Example 2: Picture me, Mountain Mama, 20 pounds lighter (yay) 20 years ago, all decked out in a navy blue business suit, panty hose (yep), and taupe high heels. Painful, neutral, nervous shoes: taupe. The suit jacket did its best to conceal the professional woman’s enemy: giant boobs. I prayed the minimizer bra kept its promise. Taupe means business. Boobs mean bimbo. I was one month away from graduating from The University of Tennessee and was as broke as a haint. A haint is a low class ghost who basically hangs around and harasses. Haints haint. Full of self-confidence with a touch of naiveté, I typed up a resume` and cover letter and set out to bust the world wide open, professionally speaking, beginning with downtown Knoxville. My first stop was Home Federal Bank. There, I planned to drop off my documents, give my practiced not-too-feminine, not-too-masculine handshake, and politely introduce myself to the director of human resources, who would no-doubt be impressed by my finance degree, outgoing personality, confident handshake, and taupe shoes. The receptionist said, “Thank you for your resume, but Mr. M doesn’t usually talk to anyone unless he calls you for an interview.” I replied, “Well, I am about to graduate and just need one moment of his time to introduce myself.” (I was coached at the UT Career Center to personally hand off my resume, make eye contact, use the handshake, etc. to increase my chances of a call back.) No deal at Home Federal. But, Mr. M did, just at that moment, open his office door and walk right into the room! I pounced, “Good morning, Mr. M. May I speak with you for just a moment?” Mr. M grumbled, did not make eye contact, and walked off. For a human resources director, he did not act very human at all! Needless to say, I ended up working for another bank. About five years into my career, I was promoted to be branch manager of The Main Office! Whoop whoop! The first day on the job, I met my staff, which included………… MRS. M! What?!? Payback is a B. Well, it can be if you are a jerk. I was nice to MRS. M, though I admit I cut her zero slack. I felt sorry for her, being married to the non-human human resources officer, but, boy did I get a chuckle out of being her boss.

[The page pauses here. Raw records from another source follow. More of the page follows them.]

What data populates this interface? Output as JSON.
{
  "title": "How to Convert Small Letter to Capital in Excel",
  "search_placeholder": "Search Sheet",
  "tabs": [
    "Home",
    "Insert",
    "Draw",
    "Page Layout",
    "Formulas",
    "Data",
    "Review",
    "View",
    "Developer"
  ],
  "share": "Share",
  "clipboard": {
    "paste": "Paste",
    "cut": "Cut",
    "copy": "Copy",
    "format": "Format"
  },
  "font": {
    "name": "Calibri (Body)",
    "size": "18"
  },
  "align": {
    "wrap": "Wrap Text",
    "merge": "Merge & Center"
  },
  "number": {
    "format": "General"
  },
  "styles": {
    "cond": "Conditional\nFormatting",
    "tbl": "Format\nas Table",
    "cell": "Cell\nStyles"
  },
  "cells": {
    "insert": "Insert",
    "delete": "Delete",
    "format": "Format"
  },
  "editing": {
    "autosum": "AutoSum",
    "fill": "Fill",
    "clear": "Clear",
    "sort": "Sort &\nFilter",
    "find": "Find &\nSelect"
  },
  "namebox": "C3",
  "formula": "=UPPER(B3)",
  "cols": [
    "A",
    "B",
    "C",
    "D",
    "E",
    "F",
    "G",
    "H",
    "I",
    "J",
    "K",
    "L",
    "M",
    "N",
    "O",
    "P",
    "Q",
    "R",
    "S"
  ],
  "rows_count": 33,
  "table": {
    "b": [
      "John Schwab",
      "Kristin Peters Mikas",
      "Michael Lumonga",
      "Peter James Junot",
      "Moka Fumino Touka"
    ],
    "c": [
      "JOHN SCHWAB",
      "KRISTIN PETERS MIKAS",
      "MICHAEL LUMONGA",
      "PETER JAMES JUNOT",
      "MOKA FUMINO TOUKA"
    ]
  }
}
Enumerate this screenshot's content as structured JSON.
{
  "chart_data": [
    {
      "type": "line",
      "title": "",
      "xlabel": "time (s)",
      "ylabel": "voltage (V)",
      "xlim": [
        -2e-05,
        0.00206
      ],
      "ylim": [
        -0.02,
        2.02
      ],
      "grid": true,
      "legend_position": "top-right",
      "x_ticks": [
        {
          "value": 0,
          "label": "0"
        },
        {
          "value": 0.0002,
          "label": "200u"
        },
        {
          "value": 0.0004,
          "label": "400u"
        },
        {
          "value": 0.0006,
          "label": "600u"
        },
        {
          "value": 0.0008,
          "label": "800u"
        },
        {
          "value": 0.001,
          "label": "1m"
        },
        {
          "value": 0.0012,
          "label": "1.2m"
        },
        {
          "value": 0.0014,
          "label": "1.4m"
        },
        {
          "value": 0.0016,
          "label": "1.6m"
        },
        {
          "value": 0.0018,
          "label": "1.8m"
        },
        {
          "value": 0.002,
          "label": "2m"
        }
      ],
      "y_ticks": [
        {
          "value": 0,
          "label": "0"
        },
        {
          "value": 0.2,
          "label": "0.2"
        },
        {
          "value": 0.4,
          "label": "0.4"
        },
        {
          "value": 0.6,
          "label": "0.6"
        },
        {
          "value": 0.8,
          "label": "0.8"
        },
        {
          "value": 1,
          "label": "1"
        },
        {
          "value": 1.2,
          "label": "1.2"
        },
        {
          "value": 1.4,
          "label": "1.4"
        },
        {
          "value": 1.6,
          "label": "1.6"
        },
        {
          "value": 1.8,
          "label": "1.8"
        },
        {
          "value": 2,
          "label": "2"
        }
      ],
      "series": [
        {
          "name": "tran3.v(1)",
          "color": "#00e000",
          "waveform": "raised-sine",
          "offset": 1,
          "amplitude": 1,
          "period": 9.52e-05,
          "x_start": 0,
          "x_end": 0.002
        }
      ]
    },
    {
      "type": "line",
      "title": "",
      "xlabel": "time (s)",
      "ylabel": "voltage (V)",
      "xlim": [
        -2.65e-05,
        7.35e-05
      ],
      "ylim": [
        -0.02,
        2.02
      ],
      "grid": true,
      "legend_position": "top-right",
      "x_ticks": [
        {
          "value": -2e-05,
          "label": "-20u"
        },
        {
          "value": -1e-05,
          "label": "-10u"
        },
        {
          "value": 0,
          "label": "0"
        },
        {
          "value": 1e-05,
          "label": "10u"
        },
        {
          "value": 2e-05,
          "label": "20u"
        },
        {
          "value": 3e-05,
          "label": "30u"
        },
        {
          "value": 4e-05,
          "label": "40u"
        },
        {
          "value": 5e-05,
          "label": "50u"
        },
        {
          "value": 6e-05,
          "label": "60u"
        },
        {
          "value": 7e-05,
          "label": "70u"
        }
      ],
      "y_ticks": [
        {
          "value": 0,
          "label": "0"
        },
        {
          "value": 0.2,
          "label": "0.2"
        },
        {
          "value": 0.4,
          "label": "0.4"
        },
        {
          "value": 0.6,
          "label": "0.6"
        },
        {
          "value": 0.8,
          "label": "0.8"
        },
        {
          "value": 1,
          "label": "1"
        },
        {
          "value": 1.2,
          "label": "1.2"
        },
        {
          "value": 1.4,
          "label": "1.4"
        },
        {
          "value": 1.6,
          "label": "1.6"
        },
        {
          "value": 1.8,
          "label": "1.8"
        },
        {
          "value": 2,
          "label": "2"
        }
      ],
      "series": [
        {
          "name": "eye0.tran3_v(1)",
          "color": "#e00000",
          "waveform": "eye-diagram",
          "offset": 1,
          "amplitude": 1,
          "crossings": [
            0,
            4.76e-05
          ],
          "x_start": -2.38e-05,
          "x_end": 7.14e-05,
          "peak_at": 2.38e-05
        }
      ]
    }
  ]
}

All this is to say, listen to Delicious and Bug. Be nice to everyone. Which reminds me of Theory 4: Don’t judge a woman by her accent or her breast size.
See you next post. Until then, think outside The Barn!
Let's talk! Find me and friend me!
Also, visit Amazon.com or my website to read about my book, The Eye of Adoption, my short story, Field Day, and my collection of essays for parents and teachers, Parents, Stop and Think.
Author website: www.jodydyer.com
Facebook: Theories: Size 12 (See each post, comment, share, and talk directly with others readers and me!) I'd LOVE to hear your theories!
Facebook: Jody Cantrell Dyer
Facebook: The Eye of Adoption
GoodReads.com: Let's talk books.
Google+: The Eye of Adoption
Google+: Theories: Size 12
Author website: www.jodydyer.com
Read reviews and/or purchase The Eye of Adoption here: Amazon.com